Students from diverse backgrounds and faith traditions are enrolled in the course “Pastoral Care with LGBTQIA+ Persons” at Wesley Theological Seminary during its J-term/spring semester. Pastoral care is a vital part of what clergy do in the local church and other ministry settings, and this specific course prepares current and future clergy for providing pastoral care for LGBTQIA+ persons, their families, and their community.
The course offering comes in the wake of the Traditional Plan that passed the 2019 Special General Conference. A need arose from concerns for queer persons of faith, across the life span, as well as their families, who need affirming and compassionate ministers and faith communities. While subtopics of pastoral care and social justice issues are explored, students learn that the relationship is the heart for pastoral care.

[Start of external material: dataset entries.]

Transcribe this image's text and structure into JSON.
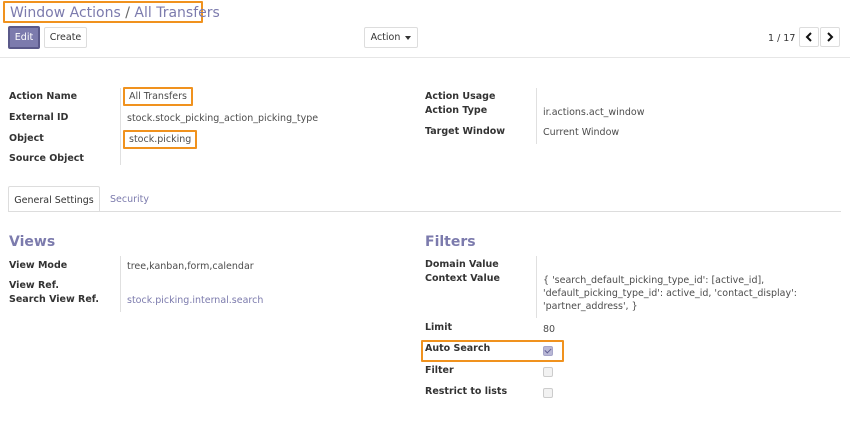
{
  "breadcrumb": {
    "parent": "Window Actions",
    "separator": "/",
    "current": "All Transfers"
  },
  "toolbar": {
    "edit_label": "Edit",
    "create_label": "Create",
    "action_label": "Action"
  },
  "pager": {
    "text": "1 / 17",
    "prev_icon": "chevron-left-icon",
    "next_icon": "chevron-right-icon"
  },
  "fields": {
    "action_name_label": "Action Name",
    "action_name": "All Transfers",
    "external_id_label": "External ID",
    "external_id": "stock.stock_picking_action_picking_type",
    "object_label": "Object",
    "object": "stock.picking",
    "source_object_label": "Source Object",
    "source_object": "",
    "action_usage_label": "Action Usage",
    "action_usage": "",
    "action_type_label": "Action Type",
    "action_type": "ir.actions.act_window",
    "target_window_label": "Target Window",
    "target_window": "Current Window"
  },
  "tabs": [
    {
      "label": "General Settings",
      "active": true
    },
    {
      "label": "Security",
      "active": false
    }
  ],
  "views": {
    "title": "Views",
    "view_mode_label": "View Mode",
    "view_mode": "tree,kanban,form,calendar",
    "view_ref_label": "View Ref.",
    "view_ref": "",
    "search_view_ref_label": "Search View Ref.",
    "search_view_ref": "stock.picking.internal.search"
  },
  "filters": {
    "title": "Filters",
    "domain_value_label": "Domain Value",
    "domain_value": "",
    "context_value_label": "Context Value",
    "context_value": "{ 'search_default_picking_type_id': [active_id], 'default_picking_type_id': active_id, 'contact_display': 'partner_address', }",
    "limit_label": "Limit",
    "limit": "80",
    "auto_search_label": "Auto Search",
    "auto_search": true,
    "filter_label": "Filter",
    "filter": false,
    "restrict_label": "Restrict to lists",
    "restrict": false
  },
  "colors": {
    "accent": "#7c7bad",
    "highlight": "#f0921e"
  }
}
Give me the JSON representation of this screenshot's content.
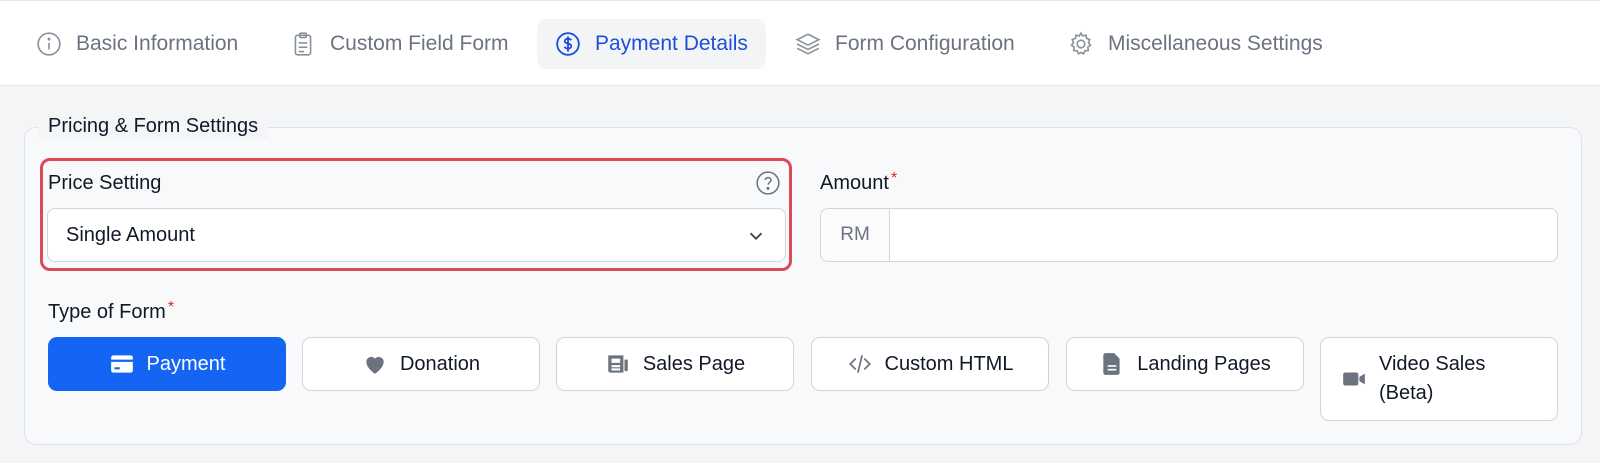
{
  "tabs": [
    {
      "label": "Basic Information",
      "icon": "info-icon"
    },
    {
      "label": "Custom Field Form",
      "icon": "clipboard-icon"
    },
    {
      "label": "Payment Details",
      "icon": "dollar-icon",
      "active": true
    },
    {
      "label": "Form Configuration",
      "icon": "layers-icon"
    },
    {
      "label": "Miscellaneous Settings",
      "icon": "gear-icon"
    }
  ],
  "section": {
    "title": "Pricing & Form Settings"
  },
  "price_setting": {
    "label": "Price Setting",
    "value": "Single Amount"
  },
  "amount": {
    "label": "Amount",
    "required_mark": "*",
    "prefix": "RM",
    "value": ""
  },
  "type_of_form": {
    "label": "Type of Form",
    "required_mark": "*",
    "options": [
      {
        "label": "Payment",
        "icon": "card-icon",
        "active": true
      },
      {
        "label": "Donation",
        "icon": "heart-icon"
      },
      {
        "label": "Sales Page",
        "icon": "newspaper-icon"
      },
      {
        "label": "Custom HTML",
        "icon": "code-icon"
      },
      {
        "label": "Landing Pages",
        "icon": "document-icon"
      },
      {
        "label": "Video Sales (Beta)",
        "icon": "video-icon"
      }
    ]
  },
  "colors": {
    "accent": "#1565f5",
    "active_tab": "#1d4ed8",
    "highlight": "#dc4a56",
    "required": "#dc2626"
  }
}
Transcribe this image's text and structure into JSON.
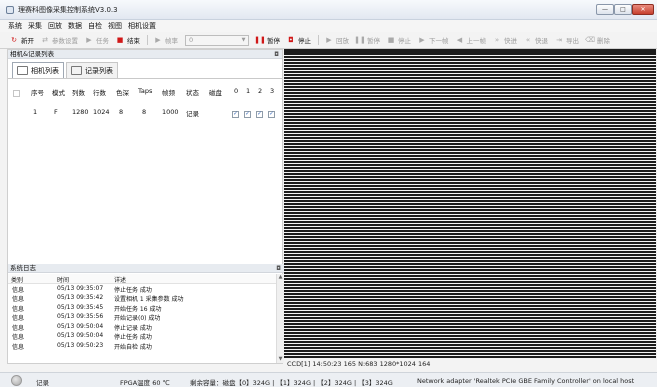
{
  "window": {
    "title": "理赛科图像采集控制系统V3.0.3",
    "min": "—",
    "max": "□",
    "close": "✕"
  },
  "menu": [
    "系统",
    "采集",
    "回放",
    "数据",
    "自检",
    "视图",
    "相机设置"
  ],
  "toolbar": {
    "new": "新开",
    "params": "参数设置",
    "task": "任务",
    "end": "结束",
    "frame_label": "帧率",
    "frame_value": "0",
    "pause": "暂停",
    "stop": "停止",
    "playback": "回放",
    "pause2": "暂停",
    "stop2": "停止",
    "next_frame": "下一帧",
    "prev_frame": "上一帧",
    "fast_forward": "快进",
    "fast_rewind": "快退",
    "export": "导出",
    "delete": "删除"
  },
  "camera_panel": {
    "title": "相机&记录列表",
    "tabs": [
      "相机列表",
      "记录列表"
    ],
    "columns": [
      "序号",
      "模式",
      "列数",
      "行数",
      "色深",
      "Taps",
      "帧频",
      "状态",
      "磁盘",
      "0",
      "1",
      "2",
      "3"
    ],
    "rows": [
      {
        "index": "1",
        "mode": "F",
        "cols": "1280",
        "rows": "1024",
        "depth": "8",
        "taps": "8",
        "rate": "1000",
        "status": "记录"
      }
    ]
  },
  "log_panel": {
    "title": "系统日志",
    "columns": [
      "类别",
      "时间",
      "详述"
    ],
    "rows": [
      {
        "type": "信息",
        "time": "05/13 09:35:07",
        "detail": "停止任务 成功"
      },
      {
        "type": "信息",
        "time": "05/13 09:35:42",
        "detail": "设置相机 1 采集参数 成功"
      },
      {
        "type": "信息",
        "time": "05/13 09:35:45",
        "detail": "开始任务 16 成功"
      },
      {
        "type": "信息",
        "time": "05/13 09:35:56",
        "detail": "开始记录(0) 成功"
      },
      {
        "type": "信息",
        "time": "05/13 09:50:04",
        "detail": "停止记录 成功"
      },
      {
        "type": "信息",
        "time": "05/13 09:50:04",
        "detail": "停止任务 成功"
      },
      {
        "type": "信息",
        "time": "05/13 09:50:23",
        "detail": "开始自检 成功"
      }
    ]
  },
  "image_info": "CCD[1] 14:50:23 165  N:683  1280*1024 164",
  "status": {
    "mode": "记录",
    "fpga_temp": "FPGA温度 60 ℃",
    "disk": "剩余容量：磁盘【0】324G | 【1】324G | 【2】324G | 【3】324G",
    "network": "Network adapter 'Realtek PCIe GBE Family Controller' on local host"
  }
}
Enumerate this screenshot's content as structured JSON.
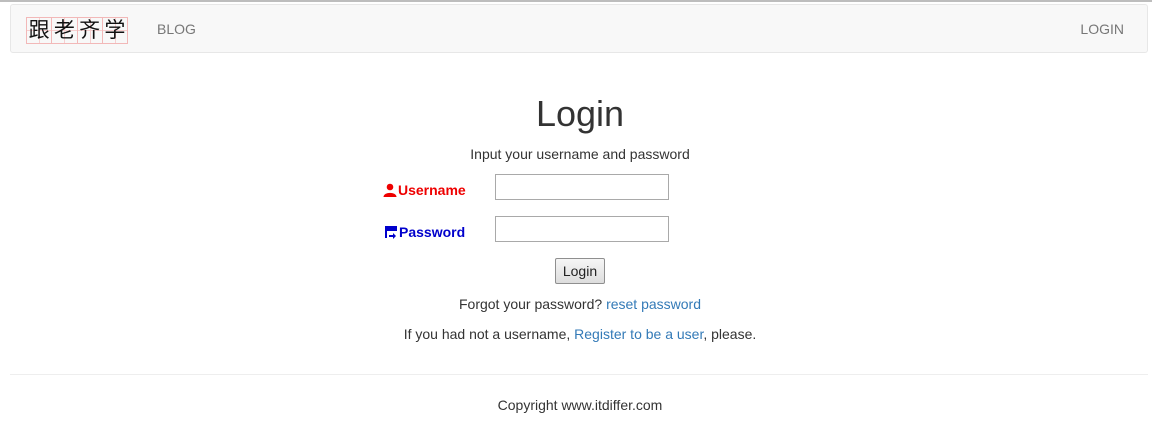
{
  "navbar": {
    "brand_chars": [
      "跟",
      "老",
      "齐",
      "学"
    ],
    "blog_label": "BLOG",
    "login_label": "LOGIN"
  },
  "main": {
    "title": "Login",
    "subtitle": "Input your username and password",
    "username_label": "Username",
    "password_label": "Password",
    "username_value": "",
    "password_value": "",
    "login_button": "Login",
    "forgot_prefix": "Forgot your password? ",
    "reset_link": "reset password",
    "register_prefix": "If you had not a username, ",
    "register_link": "Register to be a user",
    "register_suffix": ", please."
  },
  "footer": {
    "copyright": "Copyright www.itdiffer.com"
  },
  "colors": {
    "username_label": "#ee0000",
    "password_label": "#0000cc",
    "link": "#337ab7",
    "nav_text": "#777777",
    "navbar_bg": "#f8f8f8"
  },
  "icons": {
    "username": "user-icon",
    "password": "log-in-icon"
  }
}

Bishop Karen Oliveto, who serves the Mountain Sky Annual Conference, a life-long United Methodist and lesbian, was a guest speaker for the first day of class. The bishop shared her call story and her journey for becoming a bishop, as well the blessings and challenges of serving openly. “I love everyone,” said Bishop Oliveto when responding about some of her episcopal challenges. Students introduced themselves and warmly welcomed the bishop. “It was a fantastic class! Bishop Karen is so approachable and kind and she had this genuine love speaking to our class that was such an incredibly powerful witness. Basically, it was everything that I love about my Wesley experience and I’m so grateful,” said student Alyssa Densham.
Rev. Leo Yates, Jr., a deacon in full connection, is the adjunct professor teaching the course. “I’m grateful for Wesley’s openness to this pastoral care course, and their timing by offering it as the Traditional Plan was implemented on January first,” says Yates. “Students are learning and having conversations about the fears of coming out, homophobia and transphobia experiences, gender identities, community resources, ways to make safe spaces, and other topics that develop sensitivity, while deepening their compassion for serving and affirming LGBTQIA+ persons and their families,” Yates added. Queer theology and special populations, such as queer people with disabilities and queer persons of color, are also touched on this course. Borrowing from Bishop Karen’s pastoral letter, it’s about supporting LGBTQIA+ persons and their families to feel they are not guests, but part of the church family.
It is reality that our churches have LGBTQIA+ parishioners and congregants with friends and/or family who are LGBTQIA+. Quite often queer persons are an extension to our faith communities who may volunteer, serve, receive care, and even attend our worship services. This course is about better affirming them so they see more of the love of Christ in a way that is palpable and welcoming.
Photo contributed by Rev. Giovanni Arroyo.
* Rev. Leo Yates is a licensed therapist and serves as an associate pastor at Emmanuel United Methodist Church in Laurel, MD. He can be contacted at RevYates@eumclaurel.org for resources.